We’ve all seen it. When museums, historic sites, and textbooks realize they need to address gender, the go-to response is to “just add women and stir.” Sprinkle in a few “great women” to go with the great men or specifically talk about the women who lived in a historic house…usually only when you enter the kitchen. The traditional male dominated history isn’t challenged in any way. It’s still the same story, the same narrative, the same interpretation of the site, but now women have been “included.”
The first panel I attended yesterday morning at NCPH 2014, “Gender: Just Add Women and Stir,” sought to challenge this standard trope. The facilitators, a number of whom were from the Pew Center for Arts & Heritage in Philadelphia, had taken a study trip in 2013 to historic sites in New England to observe how gender and sexuality were interpreted—or not interpreted—at these sites.
Rather than a traditional panel where the audience is talked at, we immediately began an activity. The panelists had placed scenes from historic house museums around the room and asked the audience to interpret each room in terms of gender and sexuality. At first many participants seemed hesitant to imposing any sort of interpretation on these sites. How were we supposed to interpret gender and sexuality based solely on images without any context?
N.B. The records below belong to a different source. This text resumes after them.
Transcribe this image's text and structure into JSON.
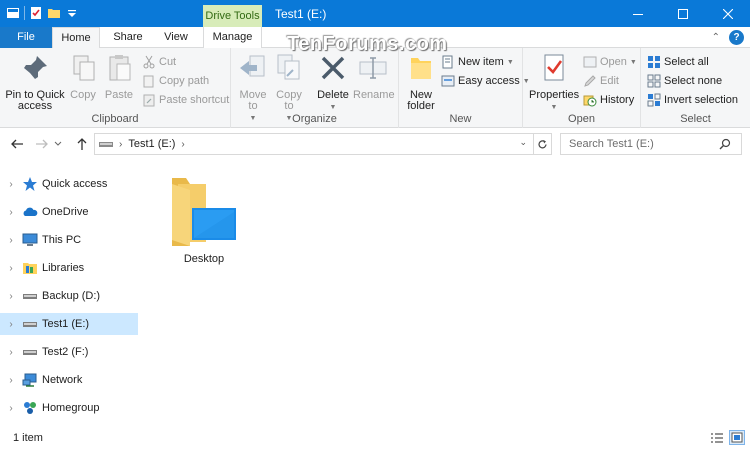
{
  "titlebar": {
    "context_tab": "Drive Tools",
    "title": "Test1 (E:)",
    "icons": [
      "explorer-icon",
      "properties-icon",
      "new-folder-icon",
      "qat-dropdown-icon"
    ],
    "controls": [
      "minimize-icon",
      "maximize-icon",
      "close-icon"
    ]
  },
  "tabs": {
    "file": "File",
    "home": "Home",
    "share": "Share",
    "view": "View",
    "manage": "Manage"
  },
  "ribbon": {
    "clipboard": {
      "label": "Clipboard",
      "pin": "Pin to Quick access",
      "copy": "Copy",
      "paste": "Paste",
      "cut": "Cut",
      "copy_path": "Copy path",
      "paste_shortcut": "Paste shortcut"
    },
    "organize": {
      "label": "Organize",
      "move_to": "Move to",
      "copy_to": "Copy to",
      "delete": "Delete",
      "rename": "Rename"
    },
    "new": {
      "label": "New",
      "new_folder": "New folder",
      "new_item": "New item",
      "easy_access": "Easy access"
    },
    "open": {
      "label": "Open",
      "properties": "Properties",
      "open": "Open",
      "edit": "Edit",
      "history": "History"
    },
    "select": {
      "label": "Select",
      "select_all": "Select all",
      "select_none": "Select none",
      "invert": "Invert selection"
    }
  },
  "address": {
    "path": [
      "Test1 (E:)"
    ],
    "search_placeholder": "Search Test1 (E:)"
  },
  "nav": {
    "items": [
      {
        "label": "Quick access",
        "icon": "quick-access-star-icon",
        "selected": false
      },
      {
        "label": "OneDrive",
        "icon": "onedrive-cloud-icon",
        "selected": false
      },
      {
        "label": "This PC",
        "icon": "this-pc-monitor-icon",
        "selected": false
      },
      {
        "label": "Libraries",
        "icon": "libraries-icon",
        "selected": false
      },
      {
        "label": "Backup (D:)",
        "icon": "drive-icon",
        "selected": false
      },
      {
        "label": "Test1 (E:)",
        "icon": "drive-icon",
        "selected": true
      },
      {
        "label": "Test2 (F:)",
        "icon": "drive-icon",
        "selected": false
      },
      {
        "label": "Network",
        "icon": "network-icon",
        "selected": false
      },
      {
        "label": "Homegroup",
        "icon": "homegroup-icon",
        "selected": false
      }
    ]
  },
  "content": {
    "items": [
      {
        "name": "Desktop",
        "icon": "desktop-folder-icon"
      }
    ]
  },
  "status": {
    "count": "1 item"
  },
  "watermark": "TenForums.com",
  "colors": {
    "accent": "#0a79d8",
    "selection": "#cce8ff",
    "drive_tools": "#d8ecb9"
  }
}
As someone who attempts to be aware of assumptions and stereotypes based on gender and sexuality, this felt like an exercise in reifying useless categories and stereotypes. What makes a room, or aspects of it, “masculine” or “feminine?” Are we talking about 19th century views of masculinity and femininity or 21st century views? Since societal views about these things aren’t static, but have in fact changed tremendously, there is considerable difference.
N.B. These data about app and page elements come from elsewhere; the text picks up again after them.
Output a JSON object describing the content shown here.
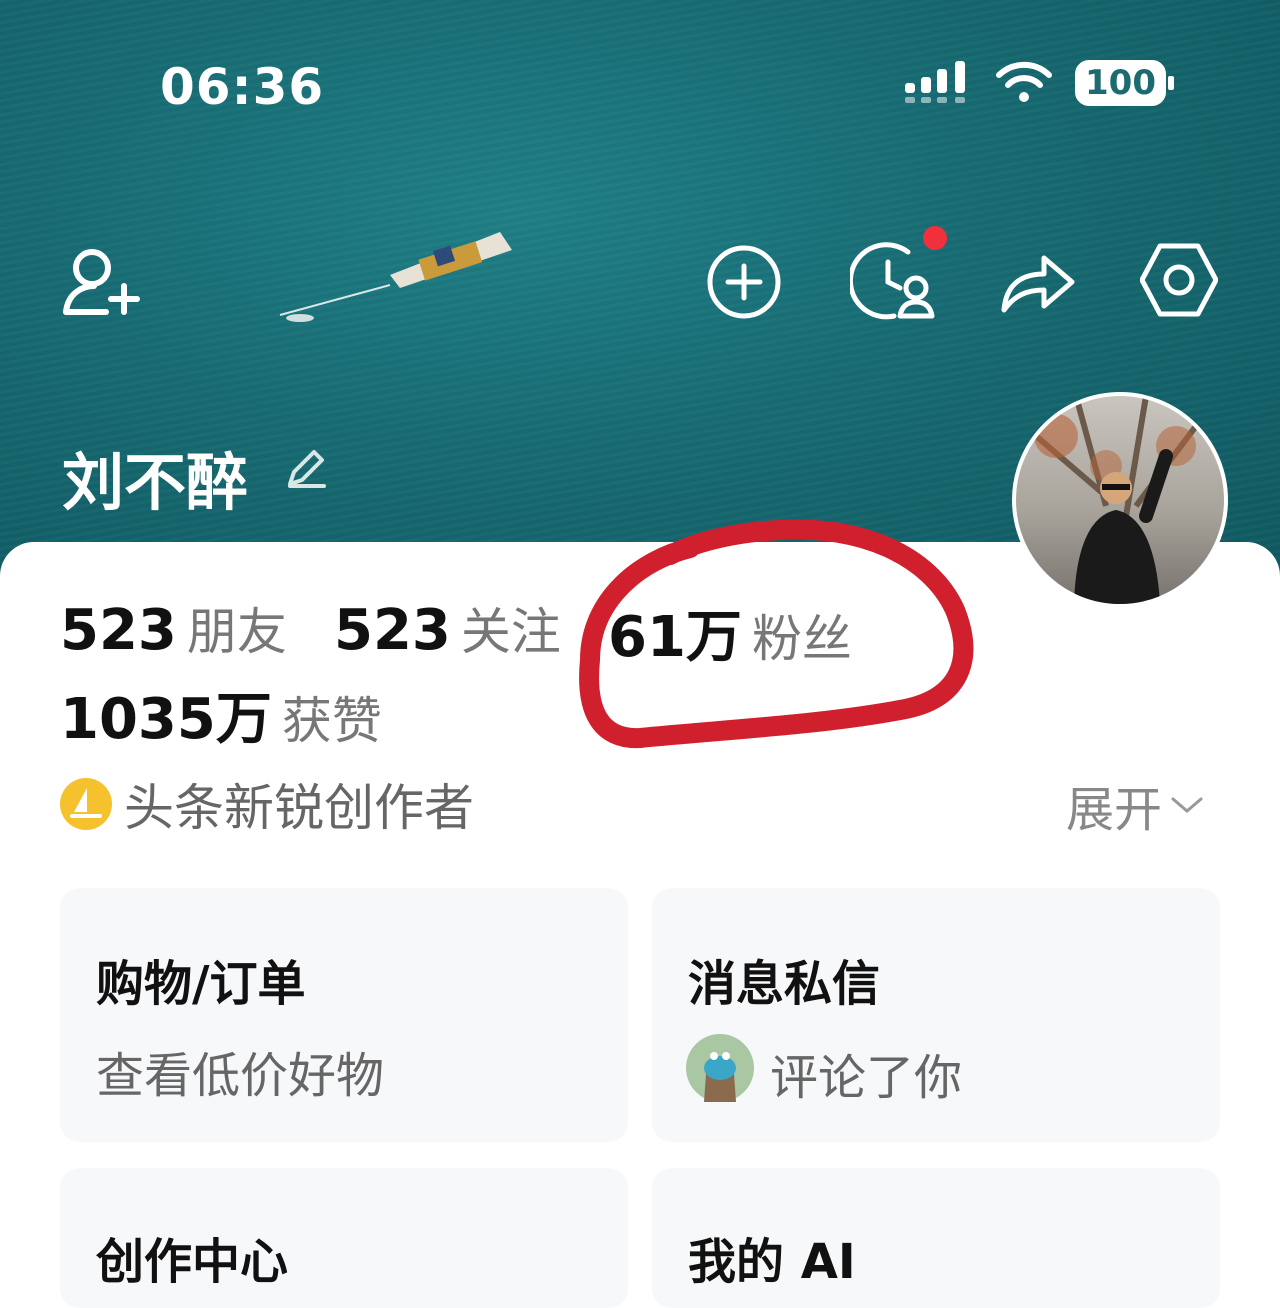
{
  "status_bar": {
    "time": "06:36",
    "battery": "100"
  },
  "profile": {
    "name": "刘不醉"
  },
  "stats": [
    {
      "value": "523",
      "label": "朋友"
    },
    {
      "value": "523",
      "label": "关注"
    },
    {
      "value": "61万",
      "label": "粉丝"
    },
    {
      "value": "1035万",
      "label": "获赞"
    }
  ],
  "badge": {
    "label": "头条新锐创作者"
  },
  "expand": {
    "label": "展开"
  },
  "tiles": [
    {
      "title": "购物/订单",
      "subtitle": "查看低价好物"
    },
    {
      "title": "消息私信",
      "subtitle": "评论了你"
    },
    {
      "title": "创作中心",
      "subtitle": ""
    },
    {
      "title": "我的 AI",
      "subtitle": ""
    }
  ],
  "colors": {
    "hero": "#176a72",
    "accent_red": "#d0202e",
    "notification_dot": "#f0303a",
    "badge_gold": "#f5c22e"
  },
  "icons": [
    "add-friend-icon",
    "plus-circle-icon",
    "history-icon",
    "share-icon",
    "settings-icon",
    "edit-icon",
    "creator-badge-icon",
    "chevron-down-icon"
  ]
}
As far as interpreting sexuality goes, well there’s all sorts of trouble there. The living room at the Gropius House in Lincoln, Massachusetts, for instance totally said gay stereotype to me. Not gay, mind you, but gay stereotype. I have no idea who used or designed this living room, and I can’t make any sort of judgements about their gender, let alone their sexuality based simply on an image of the room.
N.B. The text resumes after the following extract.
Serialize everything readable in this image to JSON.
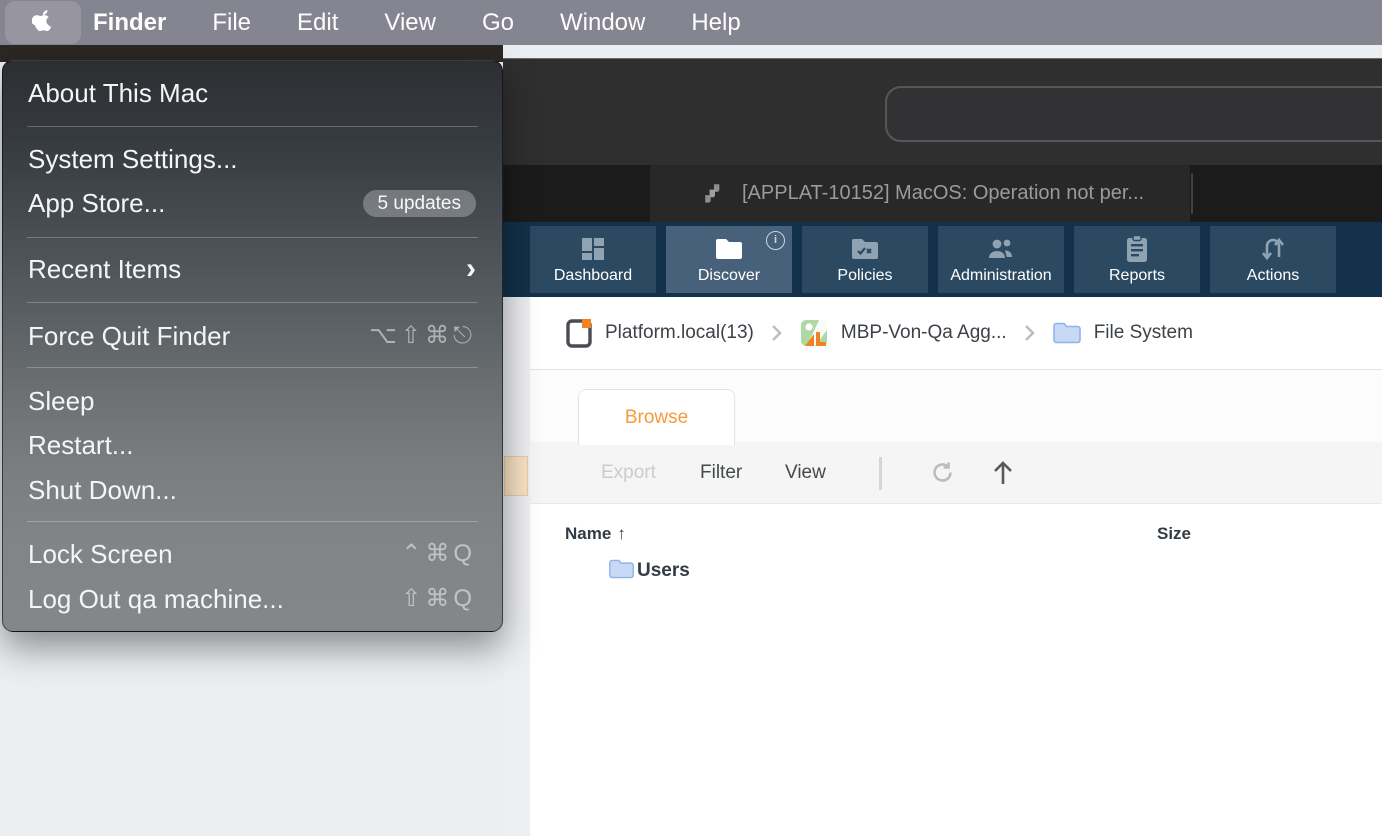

What was great about this activity, however, was that quickly people began asking questions, rather than imposing interpretation. Who is using this space? Who designed the space? Are they the same person? Who cleans the space? What kind of activity is going on here? What assumptions about class can we make by looking at this space?
The questions quickly showcased the most important point I came away with from this panel: intersectionality. This concept isn’t new to anyone studying historically marginalized and underrepresented groups, but it is important to emphasize. Basically, the idea of intersectionality says that our various identities in general, and oppressive institutions in particular, are interconnected and cannot be examined separately. The experiences of all women aren’t the same. Our experiences are colored not only by our gender, but also by our race, our class, our sexuality, etc.
While we as scholars know this and can acknowledge this fact, our historic sites just aren’t always doing this. How can we encourage sites not only to “add women” but to explore their experiences in a nuanced way that challenges traditional historical narratives? Simply adding women but leaving male dominated narratives in tact isn’t enough anymore.
The issue of sexuality becomes even more difficult. Often sites will say there simply isn’t documentation to support an analysis of a historical figures sexuality. If there’s no documentation confirming that a figure wasn’t heterosexual, then it can’t be addressed. But this is an excuse. To me, this is especially frustrating because you’ll never see anyone saying we can’t assume someone was straight simply because there is no documentation to confirm that fact. Heterosexuality is the default, and anything else needs to be proven. I’m not asking that, for instance, the Frances Willard House start telling everyone that the WCTU leader was a lesbian. But I am asking that they address the fact that she never married, had long-term female companions, and found her most meaningful relationships with women. In the late 19th and early 20th century this didn’t mean you self-identified as a lesbian—that word didn’t even exist—but today it might mean that you would. This needs to be discussed outright, not only in whispers.
I left the session realizing that some institutions might say they don’t address gender or sexuality within their interpretation. But this isn’t true. All institutions and historic sites address gender and sexuality (and race, class, etc) whether they actively talk about it or not. Unless the interpretation at your institution actively discusses gender and sexuality, then you are silently upholding the heteronormative male narratives of traditional history. Historical scholarship has moved well past this. Historic sites need to do the same.